# [Task description]
Report the count of lines containing the word "object" in the entries below, and nothing more.
===== Supplied data =====
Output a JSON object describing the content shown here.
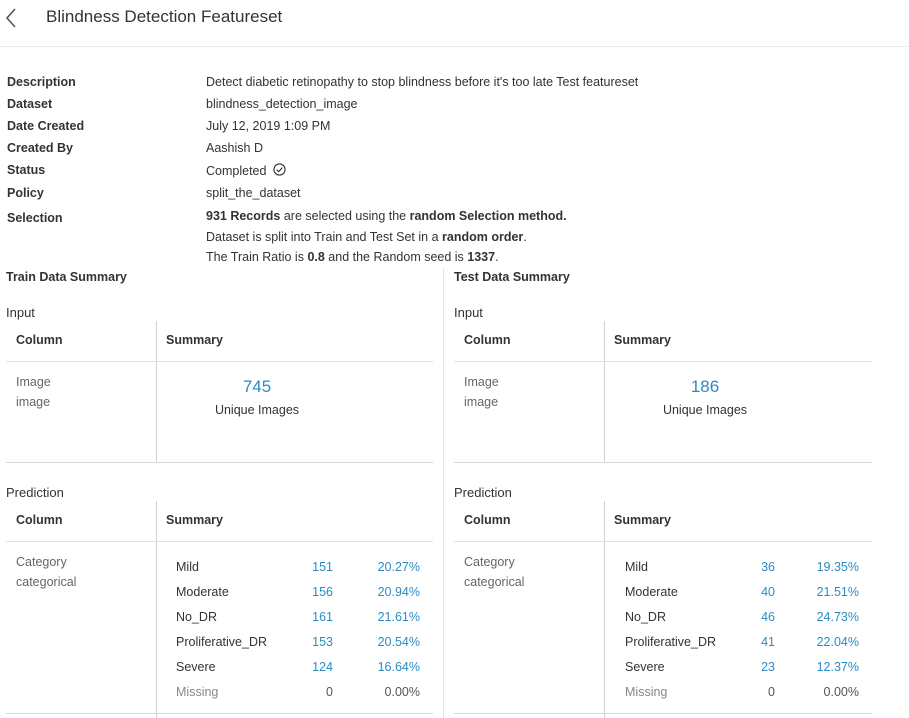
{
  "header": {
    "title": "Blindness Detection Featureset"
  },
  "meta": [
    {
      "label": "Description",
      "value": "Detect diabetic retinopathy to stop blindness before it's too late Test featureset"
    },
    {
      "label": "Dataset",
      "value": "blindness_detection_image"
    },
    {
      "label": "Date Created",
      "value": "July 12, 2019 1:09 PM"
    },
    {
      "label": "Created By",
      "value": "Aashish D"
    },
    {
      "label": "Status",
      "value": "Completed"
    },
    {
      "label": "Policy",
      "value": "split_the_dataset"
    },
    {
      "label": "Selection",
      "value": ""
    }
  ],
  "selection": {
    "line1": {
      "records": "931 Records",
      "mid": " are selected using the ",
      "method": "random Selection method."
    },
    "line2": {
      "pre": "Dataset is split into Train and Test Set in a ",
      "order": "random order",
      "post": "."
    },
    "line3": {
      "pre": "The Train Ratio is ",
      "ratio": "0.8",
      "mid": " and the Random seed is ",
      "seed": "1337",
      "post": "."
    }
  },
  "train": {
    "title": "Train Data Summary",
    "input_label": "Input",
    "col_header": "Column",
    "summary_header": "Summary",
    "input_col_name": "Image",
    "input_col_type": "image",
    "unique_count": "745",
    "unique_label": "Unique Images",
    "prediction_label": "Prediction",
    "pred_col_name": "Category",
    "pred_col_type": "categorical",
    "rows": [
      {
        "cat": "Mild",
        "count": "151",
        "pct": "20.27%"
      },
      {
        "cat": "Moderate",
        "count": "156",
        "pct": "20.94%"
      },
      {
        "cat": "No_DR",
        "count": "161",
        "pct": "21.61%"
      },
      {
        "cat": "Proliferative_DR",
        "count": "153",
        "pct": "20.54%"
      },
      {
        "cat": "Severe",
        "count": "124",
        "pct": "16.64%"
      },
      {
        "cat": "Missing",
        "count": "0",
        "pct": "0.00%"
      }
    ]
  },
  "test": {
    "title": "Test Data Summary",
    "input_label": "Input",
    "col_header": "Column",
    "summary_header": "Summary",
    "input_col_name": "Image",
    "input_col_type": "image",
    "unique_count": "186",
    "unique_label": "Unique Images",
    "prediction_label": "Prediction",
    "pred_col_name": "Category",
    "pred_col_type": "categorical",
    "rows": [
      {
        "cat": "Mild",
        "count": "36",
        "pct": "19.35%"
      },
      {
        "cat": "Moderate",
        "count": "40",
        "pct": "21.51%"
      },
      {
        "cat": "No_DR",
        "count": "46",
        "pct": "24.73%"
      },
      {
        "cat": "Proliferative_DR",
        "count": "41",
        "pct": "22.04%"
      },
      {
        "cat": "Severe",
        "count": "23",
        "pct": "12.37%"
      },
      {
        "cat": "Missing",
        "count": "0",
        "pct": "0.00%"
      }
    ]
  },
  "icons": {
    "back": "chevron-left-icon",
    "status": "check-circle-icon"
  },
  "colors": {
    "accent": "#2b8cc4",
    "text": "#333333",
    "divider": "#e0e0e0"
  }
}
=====
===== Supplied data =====
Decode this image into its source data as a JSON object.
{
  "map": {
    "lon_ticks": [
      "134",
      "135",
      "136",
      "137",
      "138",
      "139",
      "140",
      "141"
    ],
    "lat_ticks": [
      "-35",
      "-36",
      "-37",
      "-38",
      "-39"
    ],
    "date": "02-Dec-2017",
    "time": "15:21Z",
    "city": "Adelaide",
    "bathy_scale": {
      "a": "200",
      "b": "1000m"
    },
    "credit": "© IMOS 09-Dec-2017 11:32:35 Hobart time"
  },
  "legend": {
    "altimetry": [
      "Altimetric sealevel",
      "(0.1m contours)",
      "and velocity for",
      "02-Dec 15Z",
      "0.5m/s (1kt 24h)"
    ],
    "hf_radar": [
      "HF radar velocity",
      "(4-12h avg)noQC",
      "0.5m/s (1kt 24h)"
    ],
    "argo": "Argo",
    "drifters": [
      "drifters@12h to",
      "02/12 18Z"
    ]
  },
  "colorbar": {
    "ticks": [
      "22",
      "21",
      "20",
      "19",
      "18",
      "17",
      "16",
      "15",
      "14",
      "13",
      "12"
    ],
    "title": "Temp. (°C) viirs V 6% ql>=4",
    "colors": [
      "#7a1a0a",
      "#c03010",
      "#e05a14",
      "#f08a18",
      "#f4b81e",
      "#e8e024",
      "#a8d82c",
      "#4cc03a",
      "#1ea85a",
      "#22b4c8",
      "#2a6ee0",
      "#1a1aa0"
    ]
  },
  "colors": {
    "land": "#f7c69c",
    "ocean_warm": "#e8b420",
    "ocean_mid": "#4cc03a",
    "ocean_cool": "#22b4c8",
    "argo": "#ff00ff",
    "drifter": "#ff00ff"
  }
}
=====
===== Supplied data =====
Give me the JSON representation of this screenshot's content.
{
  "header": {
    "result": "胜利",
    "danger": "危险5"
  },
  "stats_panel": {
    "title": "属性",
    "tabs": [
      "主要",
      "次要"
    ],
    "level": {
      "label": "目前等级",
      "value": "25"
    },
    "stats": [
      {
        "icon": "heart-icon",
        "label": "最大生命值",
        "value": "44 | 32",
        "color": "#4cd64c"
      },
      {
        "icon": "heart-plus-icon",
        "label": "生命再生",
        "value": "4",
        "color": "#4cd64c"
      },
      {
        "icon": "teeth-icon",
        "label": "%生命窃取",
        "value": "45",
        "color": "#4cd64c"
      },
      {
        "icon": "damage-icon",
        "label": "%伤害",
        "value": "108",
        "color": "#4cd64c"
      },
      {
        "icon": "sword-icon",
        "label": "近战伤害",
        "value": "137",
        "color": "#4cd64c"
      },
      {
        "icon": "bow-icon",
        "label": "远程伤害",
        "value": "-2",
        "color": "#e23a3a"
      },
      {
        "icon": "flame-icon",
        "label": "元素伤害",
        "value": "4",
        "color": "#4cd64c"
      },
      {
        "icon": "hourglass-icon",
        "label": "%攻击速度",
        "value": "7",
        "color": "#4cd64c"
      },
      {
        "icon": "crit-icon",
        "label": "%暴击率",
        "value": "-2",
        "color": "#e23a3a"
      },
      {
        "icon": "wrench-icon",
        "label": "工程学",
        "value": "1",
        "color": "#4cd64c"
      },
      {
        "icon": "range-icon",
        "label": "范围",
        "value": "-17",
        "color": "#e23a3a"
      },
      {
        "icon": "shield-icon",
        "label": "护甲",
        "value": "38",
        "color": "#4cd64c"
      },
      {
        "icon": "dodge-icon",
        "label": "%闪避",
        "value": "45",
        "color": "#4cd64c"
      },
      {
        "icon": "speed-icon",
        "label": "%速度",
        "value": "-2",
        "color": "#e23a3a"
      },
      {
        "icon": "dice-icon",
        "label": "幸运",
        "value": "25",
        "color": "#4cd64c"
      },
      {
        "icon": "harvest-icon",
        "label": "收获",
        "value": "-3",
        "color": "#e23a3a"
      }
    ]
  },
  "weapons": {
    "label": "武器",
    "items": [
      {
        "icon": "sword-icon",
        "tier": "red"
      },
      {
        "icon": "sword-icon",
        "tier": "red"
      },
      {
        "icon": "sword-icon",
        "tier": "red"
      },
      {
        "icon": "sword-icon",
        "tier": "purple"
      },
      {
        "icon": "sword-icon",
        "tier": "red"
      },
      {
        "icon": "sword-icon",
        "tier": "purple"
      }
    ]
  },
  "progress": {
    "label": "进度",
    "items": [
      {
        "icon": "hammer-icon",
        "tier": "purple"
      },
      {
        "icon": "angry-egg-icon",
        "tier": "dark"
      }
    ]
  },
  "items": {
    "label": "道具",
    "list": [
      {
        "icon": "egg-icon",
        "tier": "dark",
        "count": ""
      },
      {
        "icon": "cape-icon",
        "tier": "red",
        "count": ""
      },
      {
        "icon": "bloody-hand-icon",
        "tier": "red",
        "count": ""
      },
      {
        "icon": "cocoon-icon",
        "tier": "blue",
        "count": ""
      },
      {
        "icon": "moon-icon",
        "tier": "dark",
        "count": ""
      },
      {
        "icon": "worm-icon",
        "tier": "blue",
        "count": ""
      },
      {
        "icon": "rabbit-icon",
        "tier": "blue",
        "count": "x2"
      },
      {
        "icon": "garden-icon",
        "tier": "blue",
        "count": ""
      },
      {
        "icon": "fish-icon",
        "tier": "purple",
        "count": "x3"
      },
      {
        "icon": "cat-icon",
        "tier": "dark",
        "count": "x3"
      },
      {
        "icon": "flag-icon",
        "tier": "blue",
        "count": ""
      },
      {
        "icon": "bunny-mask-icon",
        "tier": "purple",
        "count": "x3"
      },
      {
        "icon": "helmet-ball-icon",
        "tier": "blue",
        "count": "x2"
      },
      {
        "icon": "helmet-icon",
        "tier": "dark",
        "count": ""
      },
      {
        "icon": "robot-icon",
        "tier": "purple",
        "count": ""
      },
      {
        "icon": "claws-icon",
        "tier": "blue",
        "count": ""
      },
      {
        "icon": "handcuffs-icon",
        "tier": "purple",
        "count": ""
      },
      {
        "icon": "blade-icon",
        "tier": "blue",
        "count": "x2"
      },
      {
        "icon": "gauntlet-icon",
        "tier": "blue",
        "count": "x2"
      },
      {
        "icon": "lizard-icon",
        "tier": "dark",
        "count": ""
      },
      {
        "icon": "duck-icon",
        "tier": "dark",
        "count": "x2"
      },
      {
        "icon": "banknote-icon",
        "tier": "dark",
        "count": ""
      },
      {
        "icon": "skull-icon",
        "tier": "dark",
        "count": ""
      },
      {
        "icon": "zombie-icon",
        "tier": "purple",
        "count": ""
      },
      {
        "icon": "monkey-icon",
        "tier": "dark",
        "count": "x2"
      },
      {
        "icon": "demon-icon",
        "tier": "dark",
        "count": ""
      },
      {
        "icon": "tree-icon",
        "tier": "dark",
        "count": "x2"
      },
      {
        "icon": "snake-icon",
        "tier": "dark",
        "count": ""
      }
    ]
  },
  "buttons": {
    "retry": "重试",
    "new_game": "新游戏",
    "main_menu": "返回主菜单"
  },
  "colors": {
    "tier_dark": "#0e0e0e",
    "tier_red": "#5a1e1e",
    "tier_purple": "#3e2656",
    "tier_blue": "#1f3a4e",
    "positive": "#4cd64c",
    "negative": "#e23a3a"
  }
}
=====
# [Finished task]
2